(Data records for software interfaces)
┌──

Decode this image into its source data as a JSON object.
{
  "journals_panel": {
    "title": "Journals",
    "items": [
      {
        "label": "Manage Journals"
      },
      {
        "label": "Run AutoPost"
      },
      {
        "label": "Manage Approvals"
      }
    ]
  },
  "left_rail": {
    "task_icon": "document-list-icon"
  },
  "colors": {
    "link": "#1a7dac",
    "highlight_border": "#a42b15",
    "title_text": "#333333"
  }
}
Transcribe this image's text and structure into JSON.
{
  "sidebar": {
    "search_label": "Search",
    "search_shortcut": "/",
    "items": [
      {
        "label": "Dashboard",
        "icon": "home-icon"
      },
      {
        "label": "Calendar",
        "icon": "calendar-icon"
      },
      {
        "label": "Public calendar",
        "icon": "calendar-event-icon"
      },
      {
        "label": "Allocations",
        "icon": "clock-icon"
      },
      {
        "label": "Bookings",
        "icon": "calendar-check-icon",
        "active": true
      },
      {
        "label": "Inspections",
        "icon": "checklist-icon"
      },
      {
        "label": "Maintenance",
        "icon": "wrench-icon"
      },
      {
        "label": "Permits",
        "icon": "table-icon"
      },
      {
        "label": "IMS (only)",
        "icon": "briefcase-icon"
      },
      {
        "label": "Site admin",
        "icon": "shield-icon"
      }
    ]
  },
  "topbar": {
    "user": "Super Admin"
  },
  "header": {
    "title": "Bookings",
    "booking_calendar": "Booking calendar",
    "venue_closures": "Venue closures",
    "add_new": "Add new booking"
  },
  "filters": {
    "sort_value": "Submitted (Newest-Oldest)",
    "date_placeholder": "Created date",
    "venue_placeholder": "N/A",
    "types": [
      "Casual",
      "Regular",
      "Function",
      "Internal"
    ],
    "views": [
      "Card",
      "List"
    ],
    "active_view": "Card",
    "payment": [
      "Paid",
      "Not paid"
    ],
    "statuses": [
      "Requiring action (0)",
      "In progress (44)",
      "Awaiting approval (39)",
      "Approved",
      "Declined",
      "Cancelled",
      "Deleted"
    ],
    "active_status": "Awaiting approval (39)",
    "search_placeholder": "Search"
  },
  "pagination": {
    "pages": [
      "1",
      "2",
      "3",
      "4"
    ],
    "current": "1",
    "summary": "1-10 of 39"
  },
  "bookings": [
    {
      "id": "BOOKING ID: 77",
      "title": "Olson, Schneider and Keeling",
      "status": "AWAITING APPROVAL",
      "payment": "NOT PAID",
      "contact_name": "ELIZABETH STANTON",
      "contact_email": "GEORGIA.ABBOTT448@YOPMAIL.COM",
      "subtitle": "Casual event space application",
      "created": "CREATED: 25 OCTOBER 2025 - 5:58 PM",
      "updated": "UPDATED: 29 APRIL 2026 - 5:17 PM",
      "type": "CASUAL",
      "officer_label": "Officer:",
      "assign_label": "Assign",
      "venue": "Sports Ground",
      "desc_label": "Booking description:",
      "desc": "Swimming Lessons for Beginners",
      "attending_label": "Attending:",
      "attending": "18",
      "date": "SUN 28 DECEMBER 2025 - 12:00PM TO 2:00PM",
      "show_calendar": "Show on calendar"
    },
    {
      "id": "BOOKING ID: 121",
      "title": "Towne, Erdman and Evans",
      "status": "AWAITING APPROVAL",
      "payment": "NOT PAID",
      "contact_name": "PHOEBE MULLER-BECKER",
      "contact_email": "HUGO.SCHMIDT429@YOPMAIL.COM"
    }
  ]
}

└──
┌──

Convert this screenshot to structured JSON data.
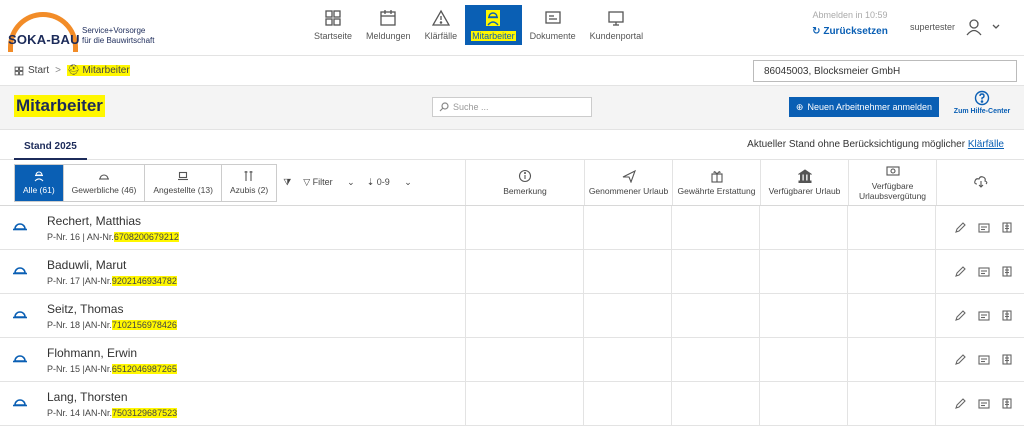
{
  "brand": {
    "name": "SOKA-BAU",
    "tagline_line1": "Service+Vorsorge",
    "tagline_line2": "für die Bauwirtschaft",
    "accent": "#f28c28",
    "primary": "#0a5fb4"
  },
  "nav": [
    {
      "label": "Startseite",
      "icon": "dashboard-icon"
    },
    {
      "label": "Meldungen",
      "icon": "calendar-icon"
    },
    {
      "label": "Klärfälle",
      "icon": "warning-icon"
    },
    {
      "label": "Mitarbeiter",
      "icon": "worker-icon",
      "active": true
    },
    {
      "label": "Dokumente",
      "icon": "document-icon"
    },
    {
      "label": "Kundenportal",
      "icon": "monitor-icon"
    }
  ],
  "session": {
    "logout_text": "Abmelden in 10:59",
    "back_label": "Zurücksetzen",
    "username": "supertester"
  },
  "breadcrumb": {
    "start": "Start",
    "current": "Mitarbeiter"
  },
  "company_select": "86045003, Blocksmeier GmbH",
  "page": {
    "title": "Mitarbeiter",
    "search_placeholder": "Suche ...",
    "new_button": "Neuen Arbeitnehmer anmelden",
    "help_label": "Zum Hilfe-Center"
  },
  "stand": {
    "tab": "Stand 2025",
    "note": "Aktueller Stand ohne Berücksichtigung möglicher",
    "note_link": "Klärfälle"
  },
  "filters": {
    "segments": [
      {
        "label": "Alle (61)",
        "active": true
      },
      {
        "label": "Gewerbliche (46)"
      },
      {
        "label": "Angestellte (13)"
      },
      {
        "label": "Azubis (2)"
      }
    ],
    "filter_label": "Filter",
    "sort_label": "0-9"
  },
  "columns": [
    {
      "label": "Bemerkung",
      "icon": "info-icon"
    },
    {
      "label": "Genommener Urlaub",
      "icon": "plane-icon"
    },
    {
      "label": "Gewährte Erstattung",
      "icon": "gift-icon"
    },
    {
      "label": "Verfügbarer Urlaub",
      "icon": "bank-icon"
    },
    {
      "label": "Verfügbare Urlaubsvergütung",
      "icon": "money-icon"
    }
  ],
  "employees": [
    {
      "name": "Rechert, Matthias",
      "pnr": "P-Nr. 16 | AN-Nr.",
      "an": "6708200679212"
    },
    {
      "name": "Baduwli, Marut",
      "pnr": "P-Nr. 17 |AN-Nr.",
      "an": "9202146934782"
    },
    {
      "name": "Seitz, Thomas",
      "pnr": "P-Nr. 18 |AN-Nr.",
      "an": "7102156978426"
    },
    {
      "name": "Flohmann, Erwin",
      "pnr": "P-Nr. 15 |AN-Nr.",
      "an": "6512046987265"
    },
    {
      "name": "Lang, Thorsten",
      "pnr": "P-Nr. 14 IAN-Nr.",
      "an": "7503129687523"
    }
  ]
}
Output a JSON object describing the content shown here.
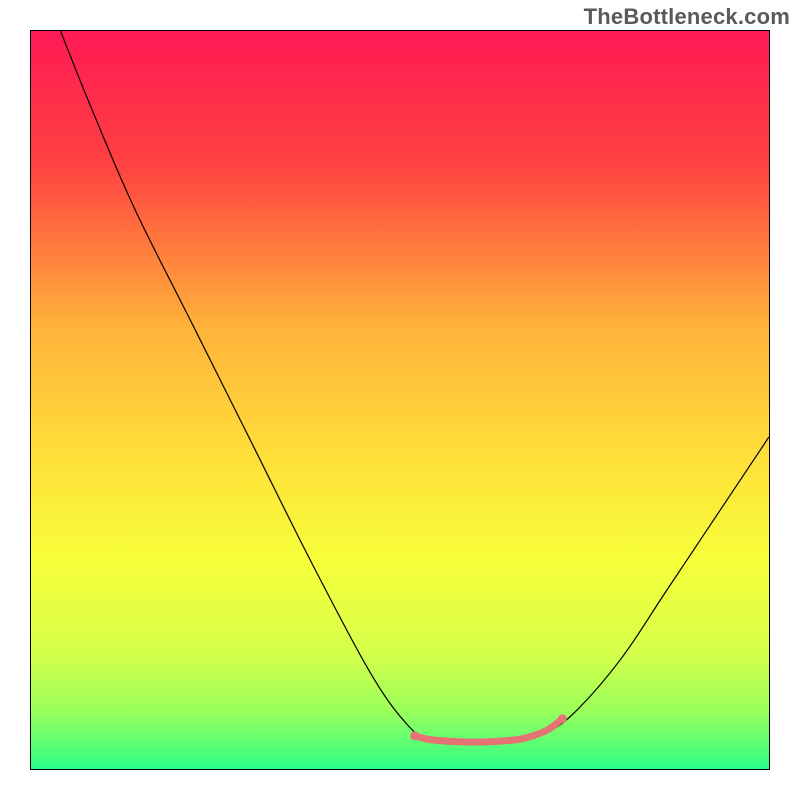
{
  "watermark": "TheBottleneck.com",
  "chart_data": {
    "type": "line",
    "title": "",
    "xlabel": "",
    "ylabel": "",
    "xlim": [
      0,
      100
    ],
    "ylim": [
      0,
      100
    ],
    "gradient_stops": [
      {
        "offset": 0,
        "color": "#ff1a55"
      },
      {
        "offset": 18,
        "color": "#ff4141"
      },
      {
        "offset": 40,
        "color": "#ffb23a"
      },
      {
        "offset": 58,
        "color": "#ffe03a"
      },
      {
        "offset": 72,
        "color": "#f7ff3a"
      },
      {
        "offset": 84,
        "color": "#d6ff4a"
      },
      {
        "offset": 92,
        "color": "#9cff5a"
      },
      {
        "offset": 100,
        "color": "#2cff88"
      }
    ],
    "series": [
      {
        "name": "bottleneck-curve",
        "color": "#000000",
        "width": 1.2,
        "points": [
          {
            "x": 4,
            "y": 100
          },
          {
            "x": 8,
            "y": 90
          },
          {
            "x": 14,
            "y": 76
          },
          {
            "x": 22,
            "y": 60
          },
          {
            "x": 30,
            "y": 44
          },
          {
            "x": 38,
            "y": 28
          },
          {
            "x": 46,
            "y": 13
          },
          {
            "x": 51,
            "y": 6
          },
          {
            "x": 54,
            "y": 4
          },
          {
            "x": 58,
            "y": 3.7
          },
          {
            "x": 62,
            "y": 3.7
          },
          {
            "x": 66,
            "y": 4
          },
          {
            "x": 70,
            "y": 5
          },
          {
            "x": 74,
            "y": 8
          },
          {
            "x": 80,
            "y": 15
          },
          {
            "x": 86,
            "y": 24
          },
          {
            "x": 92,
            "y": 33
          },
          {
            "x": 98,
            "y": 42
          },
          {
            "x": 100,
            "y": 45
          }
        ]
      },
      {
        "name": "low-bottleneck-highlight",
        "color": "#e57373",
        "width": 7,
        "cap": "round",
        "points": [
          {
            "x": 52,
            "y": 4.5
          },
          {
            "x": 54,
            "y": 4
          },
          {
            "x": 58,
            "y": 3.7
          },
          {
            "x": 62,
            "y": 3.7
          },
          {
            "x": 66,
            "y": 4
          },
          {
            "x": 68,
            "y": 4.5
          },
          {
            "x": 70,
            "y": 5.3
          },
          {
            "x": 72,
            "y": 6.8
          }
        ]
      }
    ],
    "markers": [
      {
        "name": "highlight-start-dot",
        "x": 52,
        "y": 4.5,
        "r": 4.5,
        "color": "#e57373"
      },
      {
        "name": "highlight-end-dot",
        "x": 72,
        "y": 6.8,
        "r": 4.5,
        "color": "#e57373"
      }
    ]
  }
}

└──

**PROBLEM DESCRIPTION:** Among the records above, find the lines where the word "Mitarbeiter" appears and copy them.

**SOLUTION TO THE EXERCISE:**
      "label": "Mitarbeiter",
    "current": "Mitarbeiter"
    "title": "Mitarbeiter",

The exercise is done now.